To the Editor:
The merit-pay part of the Ohio collective bargaining law, if it had not been voted down last week, would have made the children in a teacher’s class like numbers in the stock market (“Ohio Voters Reject Law Limiting Teachers’ Collective Bargaining,” Nov. 8, 2011). The similarity would be that a number score would determine whether you keep your job or get a raise, just like a stock going up or down. The students’ future or attitude or interest toward education would become irrelevant.
So the task of the teacher, just like the stockbroker, would be to look at his student and say: “How do I get the best test score from this child because I might lose my job if I don’t?” Or I might say I have to ignore one student and concentrate on another depending on whether I am judged by the overall score of the class or an individual child.

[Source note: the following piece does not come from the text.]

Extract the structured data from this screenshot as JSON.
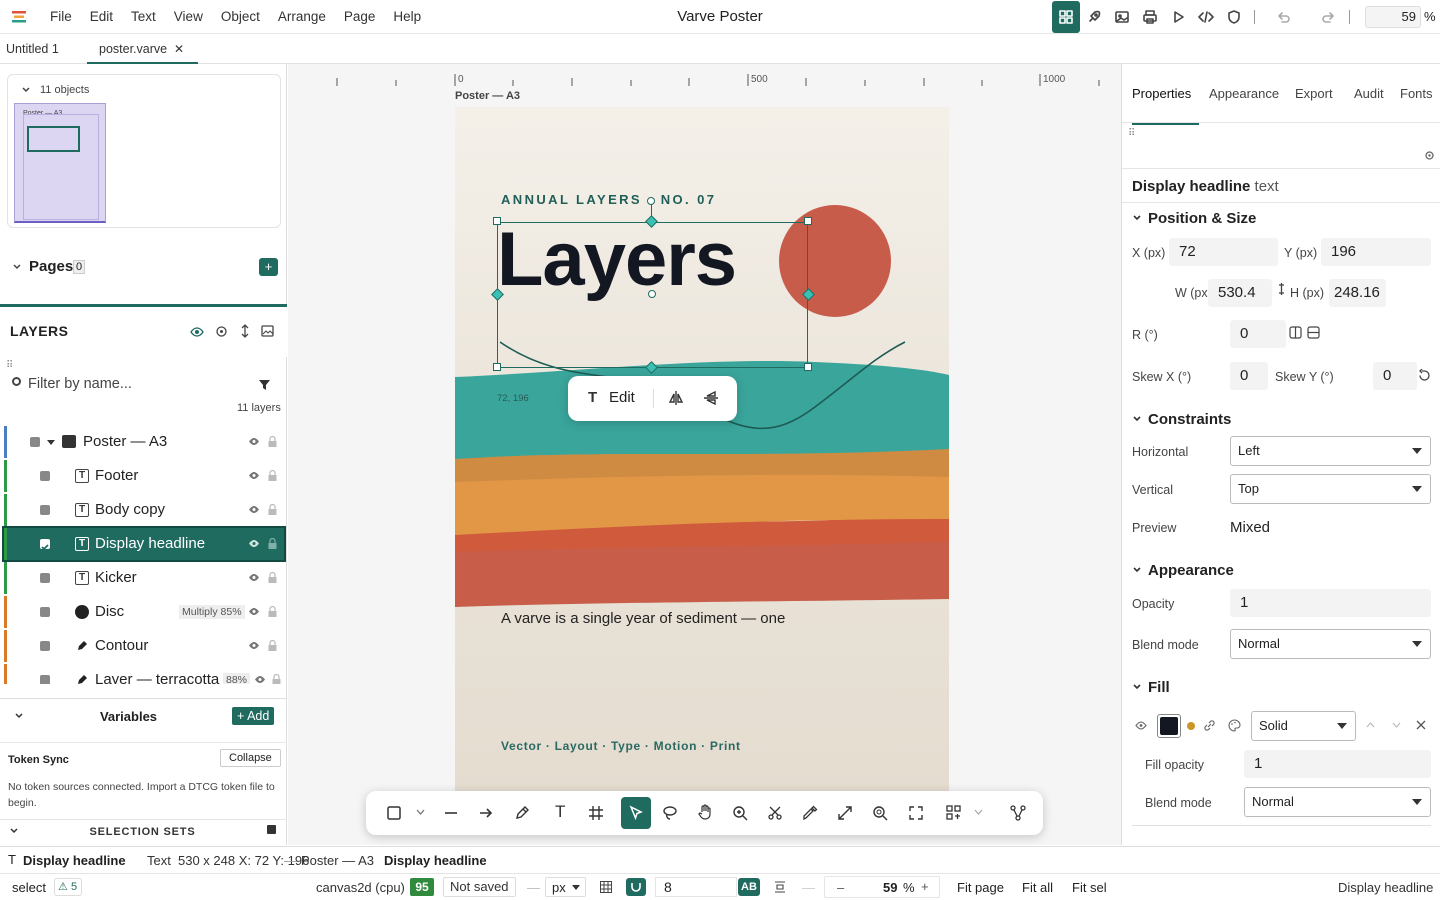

As far as I am concerned, this does not sound like education being compared with the private sector as much as it sounds like education control reminiscent of the Soviet Union that I thought President Ronald Reagan did away with in the 1980s.
The writer is a retired elementary school teacher.
A version of this article appeared in the November 16, 2011 edition of Education Week as Merit-Pay System Resembles Workings of Stock Market